*** Opening Material for this exercise ***

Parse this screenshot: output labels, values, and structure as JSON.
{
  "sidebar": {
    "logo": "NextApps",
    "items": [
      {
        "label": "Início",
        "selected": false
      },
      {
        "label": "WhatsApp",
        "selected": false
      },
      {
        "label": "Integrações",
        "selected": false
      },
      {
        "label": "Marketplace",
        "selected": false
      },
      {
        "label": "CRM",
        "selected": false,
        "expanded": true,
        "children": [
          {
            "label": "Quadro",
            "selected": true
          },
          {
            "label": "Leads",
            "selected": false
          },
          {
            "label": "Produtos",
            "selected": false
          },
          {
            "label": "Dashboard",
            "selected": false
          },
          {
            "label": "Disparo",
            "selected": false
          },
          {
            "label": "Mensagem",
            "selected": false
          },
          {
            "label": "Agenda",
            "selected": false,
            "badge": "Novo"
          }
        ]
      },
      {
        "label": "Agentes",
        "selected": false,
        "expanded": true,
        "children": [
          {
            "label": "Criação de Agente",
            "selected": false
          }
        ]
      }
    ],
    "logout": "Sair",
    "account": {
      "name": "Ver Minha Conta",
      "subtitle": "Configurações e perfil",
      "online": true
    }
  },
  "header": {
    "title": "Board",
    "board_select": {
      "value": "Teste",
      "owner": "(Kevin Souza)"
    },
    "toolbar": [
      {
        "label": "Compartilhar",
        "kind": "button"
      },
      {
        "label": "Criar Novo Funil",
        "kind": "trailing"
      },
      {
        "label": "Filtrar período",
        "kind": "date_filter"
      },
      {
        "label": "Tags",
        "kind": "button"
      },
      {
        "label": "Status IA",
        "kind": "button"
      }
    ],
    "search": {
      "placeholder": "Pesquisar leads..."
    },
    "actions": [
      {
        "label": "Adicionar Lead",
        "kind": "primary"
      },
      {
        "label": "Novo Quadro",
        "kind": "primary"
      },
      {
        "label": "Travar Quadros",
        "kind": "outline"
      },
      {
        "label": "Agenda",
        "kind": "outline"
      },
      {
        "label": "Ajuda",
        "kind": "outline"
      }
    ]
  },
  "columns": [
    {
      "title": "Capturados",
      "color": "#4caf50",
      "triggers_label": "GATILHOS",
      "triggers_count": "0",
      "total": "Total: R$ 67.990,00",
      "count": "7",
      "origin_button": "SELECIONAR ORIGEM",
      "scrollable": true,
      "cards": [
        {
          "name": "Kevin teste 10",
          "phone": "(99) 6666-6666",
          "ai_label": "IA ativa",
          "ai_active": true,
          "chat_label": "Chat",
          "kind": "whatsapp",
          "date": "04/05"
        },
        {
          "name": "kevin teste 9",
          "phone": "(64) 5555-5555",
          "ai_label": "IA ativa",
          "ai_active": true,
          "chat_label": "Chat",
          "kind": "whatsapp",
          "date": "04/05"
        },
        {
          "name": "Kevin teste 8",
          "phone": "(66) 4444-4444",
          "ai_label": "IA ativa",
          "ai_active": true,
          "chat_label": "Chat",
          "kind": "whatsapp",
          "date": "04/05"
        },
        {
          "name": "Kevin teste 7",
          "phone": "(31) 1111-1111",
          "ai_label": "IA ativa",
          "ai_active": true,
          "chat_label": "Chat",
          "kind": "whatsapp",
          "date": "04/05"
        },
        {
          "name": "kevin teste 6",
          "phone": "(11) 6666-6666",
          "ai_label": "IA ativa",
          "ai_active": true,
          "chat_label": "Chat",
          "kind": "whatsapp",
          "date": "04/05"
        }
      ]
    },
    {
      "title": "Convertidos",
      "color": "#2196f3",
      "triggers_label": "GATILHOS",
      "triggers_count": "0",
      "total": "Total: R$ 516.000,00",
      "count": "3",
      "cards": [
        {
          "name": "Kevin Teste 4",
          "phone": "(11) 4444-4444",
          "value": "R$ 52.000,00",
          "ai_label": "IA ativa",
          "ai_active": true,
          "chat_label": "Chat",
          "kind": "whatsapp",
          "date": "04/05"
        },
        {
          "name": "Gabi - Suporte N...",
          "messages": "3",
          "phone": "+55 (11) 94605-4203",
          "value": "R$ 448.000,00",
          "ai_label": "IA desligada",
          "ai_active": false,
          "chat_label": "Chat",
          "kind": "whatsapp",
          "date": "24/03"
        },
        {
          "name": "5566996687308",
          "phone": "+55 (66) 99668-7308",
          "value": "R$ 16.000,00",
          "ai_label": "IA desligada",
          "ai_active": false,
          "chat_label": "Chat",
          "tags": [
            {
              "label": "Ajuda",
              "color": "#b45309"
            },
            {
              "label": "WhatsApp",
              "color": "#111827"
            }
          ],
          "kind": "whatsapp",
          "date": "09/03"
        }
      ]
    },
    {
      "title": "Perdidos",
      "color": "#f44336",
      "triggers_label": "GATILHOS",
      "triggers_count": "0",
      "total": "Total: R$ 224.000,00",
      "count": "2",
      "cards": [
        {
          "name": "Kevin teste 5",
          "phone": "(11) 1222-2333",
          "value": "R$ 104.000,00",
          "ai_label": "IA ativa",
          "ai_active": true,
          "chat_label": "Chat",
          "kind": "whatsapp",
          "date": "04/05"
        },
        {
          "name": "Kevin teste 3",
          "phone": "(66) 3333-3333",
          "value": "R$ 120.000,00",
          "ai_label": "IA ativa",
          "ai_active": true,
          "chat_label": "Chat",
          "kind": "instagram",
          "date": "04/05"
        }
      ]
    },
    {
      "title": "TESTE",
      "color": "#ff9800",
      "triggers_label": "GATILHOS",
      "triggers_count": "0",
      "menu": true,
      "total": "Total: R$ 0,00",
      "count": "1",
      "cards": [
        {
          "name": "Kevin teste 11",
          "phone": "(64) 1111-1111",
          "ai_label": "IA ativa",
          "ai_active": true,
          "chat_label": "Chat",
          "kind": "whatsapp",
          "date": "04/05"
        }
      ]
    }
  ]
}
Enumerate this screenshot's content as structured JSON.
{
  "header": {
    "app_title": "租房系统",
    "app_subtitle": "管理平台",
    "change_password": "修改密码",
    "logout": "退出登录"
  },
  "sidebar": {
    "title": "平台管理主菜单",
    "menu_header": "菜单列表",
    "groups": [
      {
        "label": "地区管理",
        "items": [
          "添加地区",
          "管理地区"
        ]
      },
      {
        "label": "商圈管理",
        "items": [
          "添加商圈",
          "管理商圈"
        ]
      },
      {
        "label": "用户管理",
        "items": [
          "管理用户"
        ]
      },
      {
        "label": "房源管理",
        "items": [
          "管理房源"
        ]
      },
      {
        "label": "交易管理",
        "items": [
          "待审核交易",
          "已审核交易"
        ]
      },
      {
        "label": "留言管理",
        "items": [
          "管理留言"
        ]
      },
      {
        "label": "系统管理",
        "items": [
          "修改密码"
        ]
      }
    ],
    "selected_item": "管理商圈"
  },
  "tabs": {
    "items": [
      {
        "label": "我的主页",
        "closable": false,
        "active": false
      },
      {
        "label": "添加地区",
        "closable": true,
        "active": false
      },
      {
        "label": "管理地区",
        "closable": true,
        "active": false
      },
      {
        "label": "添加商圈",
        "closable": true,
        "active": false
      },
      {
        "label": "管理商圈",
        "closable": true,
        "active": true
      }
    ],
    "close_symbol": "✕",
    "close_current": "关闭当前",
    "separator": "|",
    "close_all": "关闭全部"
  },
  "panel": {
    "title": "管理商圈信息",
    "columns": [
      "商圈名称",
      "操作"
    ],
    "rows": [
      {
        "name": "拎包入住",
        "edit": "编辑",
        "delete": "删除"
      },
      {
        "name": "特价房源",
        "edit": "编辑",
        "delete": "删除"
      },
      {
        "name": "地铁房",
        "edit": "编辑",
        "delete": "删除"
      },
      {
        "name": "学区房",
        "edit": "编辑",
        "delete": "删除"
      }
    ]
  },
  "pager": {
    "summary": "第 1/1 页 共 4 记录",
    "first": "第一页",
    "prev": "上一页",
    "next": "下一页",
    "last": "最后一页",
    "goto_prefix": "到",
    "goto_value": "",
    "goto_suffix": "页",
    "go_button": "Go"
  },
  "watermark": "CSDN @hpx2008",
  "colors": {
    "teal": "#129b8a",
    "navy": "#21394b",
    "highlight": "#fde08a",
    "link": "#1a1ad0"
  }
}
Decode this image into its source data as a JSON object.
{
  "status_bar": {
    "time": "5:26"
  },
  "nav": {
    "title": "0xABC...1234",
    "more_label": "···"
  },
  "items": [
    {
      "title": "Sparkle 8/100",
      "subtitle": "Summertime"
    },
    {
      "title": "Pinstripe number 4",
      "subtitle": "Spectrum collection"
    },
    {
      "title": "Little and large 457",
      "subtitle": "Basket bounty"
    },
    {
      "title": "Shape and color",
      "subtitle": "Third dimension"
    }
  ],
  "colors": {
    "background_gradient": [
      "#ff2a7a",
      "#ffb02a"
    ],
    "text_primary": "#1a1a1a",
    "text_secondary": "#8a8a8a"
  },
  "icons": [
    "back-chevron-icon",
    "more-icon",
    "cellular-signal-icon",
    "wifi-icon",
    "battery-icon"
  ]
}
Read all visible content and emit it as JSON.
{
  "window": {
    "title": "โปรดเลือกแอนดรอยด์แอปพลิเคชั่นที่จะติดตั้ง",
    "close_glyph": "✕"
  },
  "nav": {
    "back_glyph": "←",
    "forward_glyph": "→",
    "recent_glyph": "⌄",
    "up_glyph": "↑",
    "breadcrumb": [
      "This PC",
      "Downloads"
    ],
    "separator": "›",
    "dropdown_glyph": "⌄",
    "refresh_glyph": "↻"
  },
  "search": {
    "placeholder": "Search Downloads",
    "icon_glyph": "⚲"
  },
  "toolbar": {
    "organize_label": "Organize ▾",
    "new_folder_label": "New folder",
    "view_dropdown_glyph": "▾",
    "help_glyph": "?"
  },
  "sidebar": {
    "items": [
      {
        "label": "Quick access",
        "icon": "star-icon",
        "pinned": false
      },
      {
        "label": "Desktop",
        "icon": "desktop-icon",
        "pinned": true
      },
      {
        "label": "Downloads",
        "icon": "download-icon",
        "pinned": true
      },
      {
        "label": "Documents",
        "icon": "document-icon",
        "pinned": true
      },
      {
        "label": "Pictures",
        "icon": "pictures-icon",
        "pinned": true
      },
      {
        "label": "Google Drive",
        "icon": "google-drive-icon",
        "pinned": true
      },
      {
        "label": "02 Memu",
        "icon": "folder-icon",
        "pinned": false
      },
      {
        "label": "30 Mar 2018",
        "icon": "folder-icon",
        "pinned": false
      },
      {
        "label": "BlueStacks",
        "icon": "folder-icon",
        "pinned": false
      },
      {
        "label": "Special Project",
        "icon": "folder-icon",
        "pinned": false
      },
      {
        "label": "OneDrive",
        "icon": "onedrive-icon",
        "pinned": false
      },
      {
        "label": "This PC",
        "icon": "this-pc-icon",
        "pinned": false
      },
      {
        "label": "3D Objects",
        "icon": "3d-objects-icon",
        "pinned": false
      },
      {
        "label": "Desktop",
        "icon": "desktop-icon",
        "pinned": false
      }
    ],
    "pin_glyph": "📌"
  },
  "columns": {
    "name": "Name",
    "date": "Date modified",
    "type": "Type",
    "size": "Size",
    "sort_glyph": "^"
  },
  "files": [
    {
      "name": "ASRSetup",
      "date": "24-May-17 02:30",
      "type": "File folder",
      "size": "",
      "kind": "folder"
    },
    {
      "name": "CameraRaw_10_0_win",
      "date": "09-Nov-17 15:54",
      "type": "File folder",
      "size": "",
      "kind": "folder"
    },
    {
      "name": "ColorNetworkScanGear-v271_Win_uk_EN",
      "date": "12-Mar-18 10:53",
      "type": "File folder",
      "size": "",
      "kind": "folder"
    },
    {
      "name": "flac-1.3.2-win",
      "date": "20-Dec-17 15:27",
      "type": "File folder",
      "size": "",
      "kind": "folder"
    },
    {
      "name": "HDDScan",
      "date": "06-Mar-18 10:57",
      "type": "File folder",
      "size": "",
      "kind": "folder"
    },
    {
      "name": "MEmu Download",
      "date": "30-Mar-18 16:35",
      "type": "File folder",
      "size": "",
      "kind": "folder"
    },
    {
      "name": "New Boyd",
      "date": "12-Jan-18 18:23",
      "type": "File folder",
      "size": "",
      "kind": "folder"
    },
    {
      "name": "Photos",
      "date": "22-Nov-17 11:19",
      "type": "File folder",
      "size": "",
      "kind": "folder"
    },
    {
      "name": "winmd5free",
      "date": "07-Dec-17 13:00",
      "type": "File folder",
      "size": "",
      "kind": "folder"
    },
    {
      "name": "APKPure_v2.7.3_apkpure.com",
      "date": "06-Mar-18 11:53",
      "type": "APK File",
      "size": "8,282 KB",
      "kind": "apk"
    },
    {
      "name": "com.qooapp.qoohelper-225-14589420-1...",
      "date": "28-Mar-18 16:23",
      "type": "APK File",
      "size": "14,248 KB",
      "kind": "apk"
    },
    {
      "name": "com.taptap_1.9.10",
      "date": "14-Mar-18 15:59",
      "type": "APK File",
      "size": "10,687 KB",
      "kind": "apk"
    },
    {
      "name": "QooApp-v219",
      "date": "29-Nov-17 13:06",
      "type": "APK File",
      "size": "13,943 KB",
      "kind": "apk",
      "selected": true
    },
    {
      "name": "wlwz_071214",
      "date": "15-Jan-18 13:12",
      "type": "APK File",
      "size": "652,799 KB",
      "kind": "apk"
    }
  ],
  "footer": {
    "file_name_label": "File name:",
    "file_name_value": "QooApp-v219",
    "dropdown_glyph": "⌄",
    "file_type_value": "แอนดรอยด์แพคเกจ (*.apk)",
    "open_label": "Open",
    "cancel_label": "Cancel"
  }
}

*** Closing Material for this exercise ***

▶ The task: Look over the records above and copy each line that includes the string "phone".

▶ Answer box:
          "phone": "(99) 6666-6666",
          "phone": "(64) 5555-5555",
          "phone": "(66) 4444-4444",
          "phone": "(31) 1111-1111",
          "phone": "(11) 6666-6666",
          "phone": "(11) 4444-4444",
          "phone": "+55 (11) 94605-4203",
          "phone": "+55 (66) 99668-7308",
          "phone": "(11) 1222-2333",
          "phone": "(66) 3333-3333",
          "phone": "(64) 1111-1111",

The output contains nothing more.